*** Opening RECORDS FOR THE EXERCISE ***

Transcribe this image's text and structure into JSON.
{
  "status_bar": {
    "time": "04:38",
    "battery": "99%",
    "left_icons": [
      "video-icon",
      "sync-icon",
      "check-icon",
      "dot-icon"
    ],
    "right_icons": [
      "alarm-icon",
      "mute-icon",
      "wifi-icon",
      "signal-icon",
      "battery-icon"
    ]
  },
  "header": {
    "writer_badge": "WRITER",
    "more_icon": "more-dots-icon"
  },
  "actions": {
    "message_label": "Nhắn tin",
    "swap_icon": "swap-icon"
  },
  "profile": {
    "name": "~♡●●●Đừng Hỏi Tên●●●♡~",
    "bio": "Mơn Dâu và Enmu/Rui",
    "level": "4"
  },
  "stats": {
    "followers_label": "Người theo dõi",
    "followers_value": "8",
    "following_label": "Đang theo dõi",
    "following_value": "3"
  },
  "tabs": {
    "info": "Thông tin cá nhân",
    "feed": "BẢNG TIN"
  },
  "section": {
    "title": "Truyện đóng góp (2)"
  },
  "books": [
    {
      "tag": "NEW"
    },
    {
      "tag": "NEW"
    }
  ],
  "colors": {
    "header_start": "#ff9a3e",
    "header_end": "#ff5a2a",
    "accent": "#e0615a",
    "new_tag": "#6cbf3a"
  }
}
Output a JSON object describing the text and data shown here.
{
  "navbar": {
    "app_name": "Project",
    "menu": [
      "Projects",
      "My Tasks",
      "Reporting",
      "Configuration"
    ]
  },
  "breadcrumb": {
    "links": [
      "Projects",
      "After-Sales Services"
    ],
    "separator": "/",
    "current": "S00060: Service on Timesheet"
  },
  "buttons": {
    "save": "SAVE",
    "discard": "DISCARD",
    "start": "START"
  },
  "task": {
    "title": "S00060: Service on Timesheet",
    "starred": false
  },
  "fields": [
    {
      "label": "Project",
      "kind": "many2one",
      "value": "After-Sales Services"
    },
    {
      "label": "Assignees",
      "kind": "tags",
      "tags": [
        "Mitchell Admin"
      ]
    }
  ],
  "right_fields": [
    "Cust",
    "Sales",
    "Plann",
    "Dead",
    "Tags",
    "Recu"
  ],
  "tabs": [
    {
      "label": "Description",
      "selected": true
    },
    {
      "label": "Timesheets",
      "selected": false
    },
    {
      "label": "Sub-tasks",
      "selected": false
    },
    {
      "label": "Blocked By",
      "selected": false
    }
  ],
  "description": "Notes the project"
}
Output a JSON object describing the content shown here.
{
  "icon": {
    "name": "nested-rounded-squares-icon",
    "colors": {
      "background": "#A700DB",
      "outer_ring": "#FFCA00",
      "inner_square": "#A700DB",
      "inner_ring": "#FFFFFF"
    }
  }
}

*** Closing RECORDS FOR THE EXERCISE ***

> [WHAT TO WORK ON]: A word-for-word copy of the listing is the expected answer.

> [OUTPUT BELOW]:
Transcribe this image's text and structure into JSON.
{
  "status_bar": {
    "time": "04:38",
    "battery": "99%",
    "left_icons": [
      "video-icon",
      "sync-icon",
      "check-icon",
      "dot-icon"
    ],
    "right_icons": [
      "alarm-icon",
      "mute-icon",
      "wifi-icon",
      "signal-icon",
      "battery-icon"
    ]
  },
  "header": {
    "writer_badge": "WRITER",
    "more_icon": "more-dots-icon"
  },
  "actions": {
    "message_label": "Nhắn tin",
    "swap_icon": "swap-icon"
  },
  "profile": {
    "name": "~♡●●●Đừng Hỏi Tên●●●♡~",
    "bio": "Mơn Dâu và Enmu/Rui",
    "level": "4"
  },
  "stats": {
    "followers_label": "Người theo dõi",
    "followers_value": "8",
    "following_label": "Đang theo dõi",
    "following_value": "3"
  },
  "tabs": {
    "info": "Thông tin cá nhân",
    "feed": "BẢNG TIN"
  },
  "section": {
    "title": "Truyện đóng góp (2)"
  },
  "books": [
    {
      "tag": "NEW"
    },
    {
      "tag": "NEW"
    }
  ],
  "colors": {
    "header_start": "#ff9a3e",
    "header_end": "#ff5a2a",
    "accent": "#e0615a",
    "new_tag": "#6cbf3a"
  }
}
Output a JSON object describing the text and data shown here.
{
  "navbar": {
    "app_name": "Project",
    "menu": [
      "Projects",
      "My Tasks",
      "Reporting",
      "Configuration"
    ]
  },
  "breadcrumb": {
    "links": [
      "Projects",
      "After-Sales Services"
    ],
    "separator": "/",
    "current": "S00060: Service on Timesheet"
  },
  "buttons": {
    "save": "SAVE",
    "discard": "DISCARD",
    "start": "START"
  },
  "task": {
    "title": "S00060: Service on Timesheet",
    "starred": false
  },
  "fields": [
    {
      "label": "Project",
      "kind": "many2one",
      "value": "After-Sales Services"
    },
    {
      "label": "Assignees",
      "kind": "tags",
      "tags": [
        "Mitchell Admin"
      ]
    }
  ],
  "right_fields": [
    "Cust",
    "Sales",
    "Plann",
    "Dead",
    "Tags",
    "Recu"
  ],
  "tabs": [
    {
      "label": "Description",
      "selected": true
    },
    {
      "label": "Timesheets",
      "selected": false
    },
    {
      "label": "Sub-tasks",
      "selected": false
    },
    {
      "label": "Blocked By",
      "selected": false
    }
  ],
  "description": "Notes the project"
}
Output a JSON object describing the content shown here.
{
  "icon": {
    "name": "nested-rounded-squares-icon",
    "colors": {
      "background": "#A700DB",
      "outer_ring": "#FFCA00",
      "inner_square": "#A700DB",
      "inner_ring": "#FFFFFF"
    }
  }
}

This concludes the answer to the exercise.